■ **What you will do**
Every line of the following records that includes "icon" should be copied.

■ **Data for processing**
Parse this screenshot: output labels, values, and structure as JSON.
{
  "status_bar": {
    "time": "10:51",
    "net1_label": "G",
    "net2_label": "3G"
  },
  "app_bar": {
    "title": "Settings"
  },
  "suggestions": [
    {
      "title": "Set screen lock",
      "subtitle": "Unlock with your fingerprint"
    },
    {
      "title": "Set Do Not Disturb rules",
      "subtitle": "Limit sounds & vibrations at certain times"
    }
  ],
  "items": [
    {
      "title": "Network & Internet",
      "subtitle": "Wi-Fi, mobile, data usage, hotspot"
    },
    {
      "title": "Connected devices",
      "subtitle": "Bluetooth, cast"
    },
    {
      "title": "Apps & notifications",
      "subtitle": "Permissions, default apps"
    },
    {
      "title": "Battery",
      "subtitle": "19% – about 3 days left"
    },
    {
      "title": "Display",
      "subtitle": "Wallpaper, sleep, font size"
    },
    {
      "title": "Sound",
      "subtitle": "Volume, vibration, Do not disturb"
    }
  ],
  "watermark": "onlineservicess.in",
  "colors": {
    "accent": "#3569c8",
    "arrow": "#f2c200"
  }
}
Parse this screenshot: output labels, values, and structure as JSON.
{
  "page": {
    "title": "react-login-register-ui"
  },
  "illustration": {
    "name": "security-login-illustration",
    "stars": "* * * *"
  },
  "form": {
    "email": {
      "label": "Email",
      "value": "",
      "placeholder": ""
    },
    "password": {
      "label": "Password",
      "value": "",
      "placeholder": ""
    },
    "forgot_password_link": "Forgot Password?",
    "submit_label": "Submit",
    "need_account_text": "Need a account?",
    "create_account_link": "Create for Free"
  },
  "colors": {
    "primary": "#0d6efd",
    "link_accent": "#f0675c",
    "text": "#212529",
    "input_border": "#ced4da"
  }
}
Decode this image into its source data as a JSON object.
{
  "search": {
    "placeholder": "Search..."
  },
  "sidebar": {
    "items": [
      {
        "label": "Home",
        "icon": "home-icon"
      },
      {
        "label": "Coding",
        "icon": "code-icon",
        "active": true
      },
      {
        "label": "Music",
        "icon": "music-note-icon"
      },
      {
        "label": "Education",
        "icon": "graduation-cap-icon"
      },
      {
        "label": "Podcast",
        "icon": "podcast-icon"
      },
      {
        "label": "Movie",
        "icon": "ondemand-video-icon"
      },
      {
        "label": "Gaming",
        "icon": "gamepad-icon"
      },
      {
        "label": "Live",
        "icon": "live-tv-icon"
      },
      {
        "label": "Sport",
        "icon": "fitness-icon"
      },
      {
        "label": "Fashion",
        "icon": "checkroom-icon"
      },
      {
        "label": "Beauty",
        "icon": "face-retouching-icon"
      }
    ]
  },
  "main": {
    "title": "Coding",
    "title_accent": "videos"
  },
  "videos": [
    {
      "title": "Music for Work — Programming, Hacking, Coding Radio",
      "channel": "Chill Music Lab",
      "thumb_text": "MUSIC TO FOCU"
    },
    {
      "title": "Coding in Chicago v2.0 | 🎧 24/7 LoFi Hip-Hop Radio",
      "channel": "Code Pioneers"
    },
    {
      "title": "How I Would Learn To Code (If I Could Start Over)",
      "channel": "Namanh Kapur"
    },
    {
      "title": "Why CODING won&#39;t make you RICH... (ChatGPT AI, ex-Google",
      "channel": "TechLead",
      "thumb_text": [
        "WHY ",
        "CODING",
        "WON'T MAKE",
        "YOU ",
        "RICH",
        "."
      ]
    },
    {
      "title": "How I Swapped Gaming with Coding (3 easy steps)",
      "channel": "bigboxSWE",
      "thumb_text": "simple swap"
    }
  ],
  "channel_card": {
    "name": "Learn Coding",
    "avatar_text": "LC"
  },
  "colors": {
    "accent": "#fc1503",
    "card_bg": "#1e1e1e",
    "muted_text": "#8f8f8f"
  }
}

■ **Result for this task**
        "icon": "home-icon"
        "icon": "code-icon",
        "icon": "music-note-icon"
        "icon": "graduation-cap-icon"
        "icon": "podcast-icon"
        "icon": "ondemand-video-icon"
        "icon": "gamepad-icon"
        "icon": "live-tv-icon"
        "icon": "fitness-icon"
        "icon": "checkroom-icon"
        "icon": "face-retouching-icon"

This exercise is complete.